• _Task details_: Reproduce the entries below, please. Keep every character the same.

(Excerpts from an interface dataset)
----------

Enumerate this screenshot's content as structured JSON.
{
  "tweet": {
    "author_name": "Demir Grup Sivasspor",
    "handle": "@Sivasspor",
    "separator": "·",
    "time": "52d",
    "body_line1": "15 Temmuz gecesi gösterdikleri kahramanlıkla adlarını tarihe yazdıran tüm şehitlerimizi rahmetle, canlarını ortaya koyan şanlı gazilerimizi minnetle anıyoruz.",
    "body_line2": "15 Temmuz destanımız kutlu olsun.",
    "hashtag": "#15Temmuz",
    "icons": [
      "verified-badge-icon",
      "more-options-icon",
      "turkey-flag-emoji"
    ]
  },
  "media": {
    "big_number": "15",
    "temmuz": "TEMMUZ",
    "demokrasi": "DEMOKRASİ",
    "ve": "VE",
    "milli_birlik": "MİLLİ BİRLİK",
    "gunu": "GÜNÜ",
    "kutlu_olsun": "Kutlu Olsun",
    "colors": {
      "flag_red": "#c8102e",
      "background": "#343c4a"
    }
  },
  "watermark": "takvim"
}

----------

• _Task solution_:
Enumerate this screenshot's content as structured JSON.
{
  "tweet": {
    "author_name": "Demir Grup Sivasspor",
    "handle": "@Sivasspor",
    "separator": "·",
    "time": "52d",
    "body_line1": "15 Temmuz gecesi gösterdikleri kahramanlıkla adlarını tarihe yazdıran tüm şehitlerimizi rahmetle, canlarını ortaya koyan şanlı gazilerimizi minnetle anıyoruz.",
    "body_line2": "15 Temmuz destanımız kutlu olsun.",
    "hashtag": "#15Temmuz",
    "icons": [
      "verified-badge-icon",
      "more-options-icon",
      "turkey-flag-emoji"
    ]
  },
  "media": {
    "big_number": "15",
    "temmuz": "TEMMUZ",
    "demokrasi": "DEMOKRASİ",
    "ve": "VE",
    "milli_birlik": "MİLLİ BİRLİK",
    "gunu": "GÜNÜ",
    "kutlu_olsun": "Kutlu Olsun",
    "colors": {
      "flag_red": "#c8102e",
      "background": "#343c4a"
    }
  },
  "watermark": "takvim"
}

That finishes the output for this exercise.